** Task statement **
If a line in the data below holds the word "label", copy it.

** Given entries **
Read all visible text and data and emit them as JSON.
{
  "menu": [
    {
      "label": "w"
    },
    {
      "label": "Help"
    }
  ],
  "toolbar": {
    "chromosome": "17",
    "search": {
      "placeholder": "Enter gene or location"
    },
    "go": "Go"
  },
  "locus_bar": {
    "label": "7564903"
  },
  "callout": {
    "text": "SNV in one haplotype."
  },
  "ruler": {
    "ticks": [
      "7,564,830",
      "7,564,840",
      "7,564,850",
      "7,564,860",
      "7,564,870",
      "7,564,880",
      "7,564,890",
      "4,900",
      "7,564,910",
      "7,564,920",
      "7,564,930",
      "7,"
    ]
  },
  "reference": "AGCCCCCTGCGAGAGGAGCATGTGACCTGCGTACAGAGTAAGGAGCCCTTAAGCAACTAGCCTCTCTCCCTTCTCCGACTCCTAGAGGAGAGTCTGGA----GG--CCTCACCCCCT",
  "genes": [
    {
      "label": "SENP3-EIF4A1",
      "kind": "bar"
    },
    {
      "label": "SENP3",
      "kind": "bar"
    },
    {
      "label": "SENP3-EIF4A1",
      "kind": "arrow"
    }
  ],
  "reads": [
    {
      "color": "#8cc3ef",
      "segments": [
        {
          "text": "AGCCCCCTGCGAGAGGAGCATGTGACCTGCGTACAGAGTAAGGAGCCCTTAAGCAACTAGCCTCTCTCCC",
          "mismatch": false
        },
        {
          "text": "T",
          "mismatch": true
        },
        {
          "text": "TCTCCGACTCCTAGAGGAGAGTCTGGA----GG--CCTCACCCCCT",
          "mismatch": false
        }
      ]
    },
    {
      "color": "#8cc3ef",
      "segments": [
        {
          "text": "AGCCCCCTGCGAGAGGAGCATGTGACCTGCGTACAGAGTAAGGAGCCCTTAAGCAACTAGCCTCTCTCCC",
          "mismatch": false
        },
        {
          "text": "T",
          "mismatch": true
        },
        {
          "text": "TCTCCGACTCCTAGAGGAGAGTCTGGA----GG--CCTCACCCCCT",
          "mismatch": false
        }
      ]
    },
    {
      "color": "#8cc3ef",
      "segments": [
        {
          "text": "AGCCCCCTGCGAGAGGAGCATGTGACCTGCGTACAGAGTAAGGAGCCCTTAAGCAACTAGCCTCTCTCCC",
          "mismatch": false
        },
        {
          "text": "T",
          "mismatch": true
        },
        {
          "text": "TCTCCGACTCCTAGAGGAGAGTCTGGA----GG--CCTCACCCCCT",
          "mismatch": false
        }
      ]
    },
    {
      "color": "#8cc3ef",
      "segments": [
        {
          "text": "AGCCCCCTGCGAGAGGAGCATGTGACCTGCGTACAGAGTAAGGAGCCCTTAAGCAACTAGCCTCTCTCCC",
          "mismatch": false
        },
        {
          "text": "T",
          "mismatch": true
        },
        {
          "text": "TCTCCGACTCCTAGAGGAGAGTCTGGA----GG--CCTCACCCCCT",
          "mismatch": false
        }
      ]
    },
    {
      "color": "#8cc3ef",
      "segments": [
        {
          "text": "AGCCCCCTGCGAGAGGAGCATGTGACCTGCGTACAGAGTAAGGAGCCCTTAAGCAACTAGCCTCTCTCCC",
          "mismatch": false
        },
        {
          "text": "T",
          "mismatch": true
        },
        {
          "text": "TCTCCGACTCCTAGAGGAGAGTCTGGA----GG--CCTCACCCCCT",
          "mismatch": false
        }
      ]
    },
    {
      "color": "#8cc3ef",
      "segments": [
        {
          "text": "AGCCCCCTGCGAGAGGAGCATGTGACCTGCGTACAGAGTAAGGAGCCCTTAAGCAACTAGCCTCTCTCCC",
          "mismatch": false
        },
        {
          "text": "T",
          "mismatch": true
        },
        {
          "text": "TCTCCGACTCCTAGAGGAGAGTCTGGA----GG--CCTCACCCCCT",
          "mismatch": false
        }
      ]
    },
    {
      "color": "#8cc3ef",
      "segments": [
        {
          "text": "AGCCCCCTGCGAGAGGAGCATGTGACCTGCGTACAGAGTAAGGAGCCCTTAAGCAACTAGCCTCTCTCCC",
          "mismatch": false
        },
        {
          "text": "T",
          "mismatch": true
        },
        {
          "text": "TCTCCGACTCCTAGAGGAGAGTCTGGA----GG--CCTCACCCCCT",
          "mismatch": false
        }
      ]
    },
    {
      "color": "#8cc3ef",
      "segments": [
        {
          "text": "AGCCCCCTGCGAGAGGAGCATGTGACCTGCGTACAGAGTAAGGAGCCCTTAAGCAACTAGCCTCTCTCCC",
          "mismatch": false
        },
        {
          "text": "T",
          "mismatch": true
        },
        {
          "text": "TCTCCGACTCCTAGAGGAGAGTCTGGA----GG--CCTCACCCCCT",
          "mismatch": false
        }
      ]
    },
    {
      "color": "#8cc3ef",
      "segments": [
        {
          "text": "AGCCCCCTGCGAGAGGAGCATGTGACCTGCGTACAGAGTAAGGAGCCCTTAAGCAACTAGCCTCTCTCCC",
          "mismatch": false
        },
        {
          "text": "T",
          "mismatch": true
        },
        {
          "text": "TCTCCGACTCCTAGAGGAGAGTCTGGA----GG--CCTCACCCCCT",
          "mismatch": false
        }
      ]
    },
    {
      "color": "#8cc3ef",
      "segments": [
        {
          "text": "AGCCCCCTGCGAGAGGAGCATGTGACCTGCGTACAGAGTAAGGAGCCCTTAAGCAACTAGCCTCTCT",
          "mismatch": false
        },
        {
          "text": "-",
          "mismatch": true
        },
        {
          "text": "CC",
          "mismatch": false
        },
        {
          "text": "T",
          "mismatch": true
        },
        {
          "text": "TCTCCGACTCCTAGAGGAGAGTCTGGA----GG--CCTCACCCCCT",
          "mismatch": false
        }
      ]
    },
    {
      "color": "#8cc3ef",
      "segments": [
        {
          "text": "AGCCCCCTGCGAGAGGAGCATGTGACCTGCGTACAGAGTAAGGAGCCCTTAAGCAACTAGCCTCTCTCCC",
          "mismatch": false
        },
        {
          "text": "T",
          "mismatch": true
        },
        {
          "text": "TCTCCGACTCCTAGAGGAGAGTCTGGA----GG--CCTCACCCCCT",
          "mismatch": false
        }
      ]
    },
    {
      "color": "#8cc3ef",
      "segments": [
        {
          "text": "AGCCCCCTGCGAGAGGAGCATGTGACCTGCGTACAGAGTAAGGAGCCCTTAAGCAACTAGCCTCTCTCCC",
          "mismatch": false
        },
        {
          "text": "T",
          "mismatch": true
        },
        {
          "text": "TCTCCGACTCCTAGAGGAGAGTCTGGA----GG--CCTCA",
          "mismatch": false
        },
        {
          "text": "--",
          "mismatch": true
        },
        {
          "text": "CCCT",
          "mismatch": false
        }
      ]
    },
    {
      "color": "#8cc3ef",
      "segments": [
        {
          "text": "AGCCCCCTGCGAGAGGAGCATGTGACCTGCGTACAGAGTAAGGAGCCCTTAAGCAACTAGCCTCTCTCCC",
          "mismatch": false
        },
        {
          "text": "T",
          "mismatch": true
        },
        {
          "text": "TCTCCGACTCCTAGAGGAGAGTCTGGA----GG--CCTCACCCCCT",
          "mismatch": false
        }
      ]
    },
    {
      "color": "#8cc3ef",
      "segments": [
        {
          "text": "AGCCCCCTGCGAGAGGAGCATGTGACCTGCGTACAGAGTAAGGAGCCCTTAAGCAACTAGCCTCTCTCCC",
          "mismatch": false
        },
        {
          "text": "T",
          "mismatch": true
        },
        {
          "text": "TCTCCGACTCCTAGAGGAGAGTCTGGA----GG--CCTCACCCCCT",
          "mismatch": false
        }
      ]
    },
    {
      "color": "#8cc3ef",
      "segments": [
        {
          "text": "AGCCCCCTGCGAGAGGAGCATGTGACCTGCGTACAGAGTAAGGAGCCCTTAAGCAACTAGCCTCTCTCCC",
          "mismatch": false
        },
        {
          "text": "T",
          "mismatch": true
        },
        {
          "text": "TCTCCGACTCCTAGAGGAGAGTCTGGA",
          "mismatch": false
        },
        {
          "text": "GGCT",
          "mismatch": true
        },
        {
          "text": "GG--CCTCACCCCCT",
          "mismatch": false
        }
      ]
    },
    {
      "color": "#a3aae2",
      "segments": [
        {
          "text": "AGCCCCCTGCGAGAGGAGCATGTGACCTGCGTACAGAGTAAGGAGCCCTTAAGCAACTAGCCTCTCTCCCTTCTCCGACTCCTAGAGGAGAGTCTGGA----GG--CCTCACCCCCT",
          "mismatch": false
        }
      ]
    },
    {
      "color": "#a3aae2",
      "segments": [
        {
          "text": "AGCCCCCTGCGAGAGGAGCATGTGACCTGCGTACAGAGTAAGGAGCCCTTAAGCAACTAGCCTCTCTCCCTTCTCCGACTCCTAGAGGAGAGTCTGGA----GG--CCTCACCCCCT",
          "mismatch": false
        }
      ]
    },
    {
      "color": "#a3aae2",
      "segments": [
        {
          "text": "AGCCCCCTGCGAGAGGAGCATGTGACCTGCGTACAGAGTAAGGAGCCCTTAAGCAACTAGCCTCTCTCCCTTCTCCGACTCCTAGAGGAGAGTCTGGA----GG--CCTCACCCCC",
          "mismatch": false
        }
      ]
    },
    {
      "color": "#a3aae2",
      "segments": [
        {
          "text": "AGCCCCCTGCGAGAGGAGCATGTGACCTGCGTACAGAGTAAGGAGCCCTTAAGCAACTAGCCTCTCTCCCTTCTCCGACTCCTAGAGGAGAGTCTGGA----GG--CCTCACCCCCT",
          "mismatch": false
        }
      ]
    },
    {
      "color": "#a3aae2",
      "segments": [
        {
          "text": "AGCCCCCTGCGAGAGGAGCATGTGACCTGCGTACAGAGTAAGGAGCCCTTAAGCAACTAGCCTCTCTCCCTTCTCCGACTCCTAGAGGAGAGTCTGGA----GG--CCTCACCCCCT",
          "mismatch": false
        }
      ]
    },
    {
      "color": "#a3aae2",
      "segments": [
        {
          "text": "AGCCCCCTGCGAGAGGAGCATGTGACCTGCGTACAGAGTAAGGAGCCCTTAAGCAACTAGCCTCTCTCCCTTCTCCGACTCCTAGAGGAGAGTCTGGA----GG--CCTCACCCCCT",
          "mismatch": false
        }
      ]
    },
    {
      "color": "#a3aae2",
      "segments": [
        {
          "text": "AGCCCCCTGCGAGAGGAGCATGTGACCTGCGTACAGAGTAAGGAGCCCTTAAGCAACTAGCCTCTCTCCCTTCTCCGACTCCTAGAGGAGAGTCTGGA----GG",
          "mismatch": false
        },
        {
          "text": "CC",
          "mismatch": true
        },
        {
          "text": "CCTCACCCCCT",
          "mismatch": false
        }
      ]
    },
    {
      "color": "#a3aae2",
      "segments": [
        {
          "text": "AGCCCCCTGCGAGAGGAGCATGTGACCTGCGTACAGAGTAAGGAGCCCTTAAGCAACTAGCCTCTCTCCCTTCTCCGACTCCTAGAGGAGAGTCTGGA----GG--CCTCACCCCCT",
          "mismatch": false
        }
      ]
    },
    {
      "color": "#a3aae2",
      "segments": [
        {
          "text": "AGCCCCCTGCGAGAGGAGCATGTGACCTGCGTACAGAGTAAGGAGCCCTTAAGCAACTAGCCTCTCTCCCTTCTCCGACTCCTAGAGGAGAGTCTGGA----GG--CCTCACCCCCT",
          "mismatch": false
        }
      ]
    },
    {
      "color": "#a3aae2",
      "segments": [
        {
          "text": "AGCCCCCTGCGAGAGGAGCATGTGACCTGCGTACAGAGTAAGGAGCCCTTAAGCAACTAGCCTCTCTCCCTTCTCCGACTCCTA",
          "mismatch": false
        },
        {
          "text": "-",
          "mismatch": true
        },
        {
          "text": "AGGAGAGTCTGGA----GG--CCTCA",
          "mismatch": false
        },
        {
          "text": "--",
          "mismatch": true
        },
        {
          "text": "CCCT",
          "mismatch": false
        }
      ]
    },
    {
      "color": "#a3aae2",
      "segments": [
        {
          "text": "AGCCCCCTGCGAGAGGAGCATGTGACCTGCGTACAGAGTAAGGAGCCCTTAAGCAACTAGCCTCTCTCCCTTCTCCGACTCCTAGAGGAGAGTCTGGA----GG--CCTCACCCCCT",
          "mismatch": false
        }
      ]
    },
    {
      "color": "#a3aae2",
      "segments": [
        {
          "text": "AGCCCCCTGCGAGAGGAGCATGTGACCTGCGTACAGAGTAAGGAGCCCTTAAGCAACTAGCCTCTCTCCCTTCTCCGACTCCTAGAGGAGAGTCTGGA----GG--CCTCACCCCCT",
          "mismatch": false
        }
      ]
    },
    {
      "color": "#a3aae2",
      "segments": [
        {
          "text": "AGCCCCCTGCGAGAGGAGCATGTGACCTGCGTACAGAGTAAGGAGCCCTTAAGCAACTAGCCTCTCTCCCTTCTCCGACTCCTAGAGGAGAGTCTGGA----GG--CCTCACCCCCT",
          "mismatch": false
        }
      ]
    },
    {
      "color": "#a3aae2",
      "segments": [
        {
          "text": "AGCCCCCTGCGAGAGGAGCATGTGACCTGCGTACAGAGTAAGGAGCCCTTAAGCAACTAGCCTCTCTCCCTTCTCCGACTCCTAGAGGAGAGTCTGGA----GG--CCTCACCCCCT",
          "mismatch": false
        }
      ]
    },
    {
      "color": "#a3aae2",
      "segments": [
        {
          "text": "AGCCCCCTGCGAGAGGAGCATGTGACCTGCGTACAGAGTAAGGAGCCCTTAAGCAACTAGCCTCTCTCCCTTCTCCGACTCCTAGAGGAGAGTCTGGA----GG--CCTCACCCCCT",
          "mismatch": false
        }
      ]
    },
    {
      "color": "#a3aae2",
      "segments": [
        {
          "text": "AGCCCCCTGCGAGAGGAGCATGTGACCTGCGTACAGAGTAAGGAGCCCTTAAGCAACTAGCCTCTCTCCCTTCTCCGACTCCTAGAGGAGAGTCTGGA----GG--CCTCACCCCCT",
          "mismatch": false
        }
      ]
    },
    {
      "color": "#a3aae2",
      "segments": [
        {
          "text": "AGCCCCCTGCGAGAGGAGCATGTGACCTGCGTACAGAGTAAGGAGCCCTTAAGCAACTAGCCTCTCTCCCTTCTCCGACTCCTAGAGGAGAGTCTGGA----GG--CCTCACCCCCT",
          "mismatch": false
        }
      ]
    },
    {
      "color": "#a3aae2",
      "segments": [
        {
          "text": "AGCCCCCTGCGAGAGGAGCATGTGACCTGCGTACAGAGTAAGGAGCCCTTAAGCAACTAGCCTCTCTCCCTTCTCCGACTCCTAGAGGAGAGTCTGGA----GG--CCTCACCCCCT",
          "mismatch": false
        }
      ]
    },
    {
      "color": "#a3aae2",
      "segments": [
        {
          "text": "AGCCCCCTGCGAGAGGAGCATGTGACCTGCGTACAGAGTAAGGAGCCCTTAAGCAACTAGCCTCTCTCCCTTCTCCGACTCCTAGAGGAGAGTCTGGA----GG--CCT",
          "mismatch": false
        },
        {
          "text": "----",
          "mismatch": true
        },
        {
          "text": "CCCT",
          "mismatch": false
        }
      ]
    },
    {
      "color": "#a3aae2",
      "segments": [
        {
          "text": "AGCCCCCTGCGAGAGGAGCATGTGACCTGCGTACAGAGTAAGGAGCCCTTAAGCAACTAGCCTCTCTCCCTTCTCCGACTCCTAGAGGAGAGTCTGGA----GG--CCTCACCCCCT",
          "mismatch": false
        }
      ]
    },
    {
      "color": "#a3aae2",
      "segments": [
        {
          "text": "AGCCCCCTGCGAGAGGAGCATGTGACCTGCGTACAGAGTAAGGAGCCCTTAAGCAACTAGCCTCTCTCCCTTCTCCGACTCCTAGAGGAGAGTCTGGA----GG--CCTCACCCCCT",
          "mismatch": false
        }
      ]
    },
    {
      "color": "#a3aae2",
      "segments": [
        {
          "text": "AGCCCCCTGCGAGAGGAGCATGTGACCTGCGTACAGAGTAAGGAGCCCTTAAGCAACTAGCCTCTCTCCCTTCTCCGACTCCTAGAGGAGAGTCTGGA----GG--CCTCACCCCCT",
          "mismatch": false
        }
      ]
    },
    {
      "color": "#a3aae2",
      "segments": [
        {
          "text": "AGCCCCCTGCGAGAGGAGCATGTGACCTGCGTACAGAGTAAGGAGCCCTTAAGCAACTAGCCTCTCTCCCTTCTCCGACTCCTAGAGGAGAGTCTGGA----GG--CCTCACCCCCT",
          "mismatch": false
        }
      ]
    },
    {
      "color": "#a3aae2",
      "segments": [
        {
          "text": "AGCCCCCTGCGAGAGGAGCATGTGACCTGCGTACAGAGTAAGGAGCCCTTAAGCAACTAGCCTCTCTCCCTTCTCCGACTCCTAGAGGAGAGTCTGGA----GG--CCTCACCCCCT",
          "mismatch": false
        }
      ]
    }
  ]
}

** Problem solution **
      "label": "w"
      "label": "Help"
    "label": "7564903"
      "label": "SENP3-EIF4A1",
      "label": "SENP3",
      "label": "SENP3-EIF4A1",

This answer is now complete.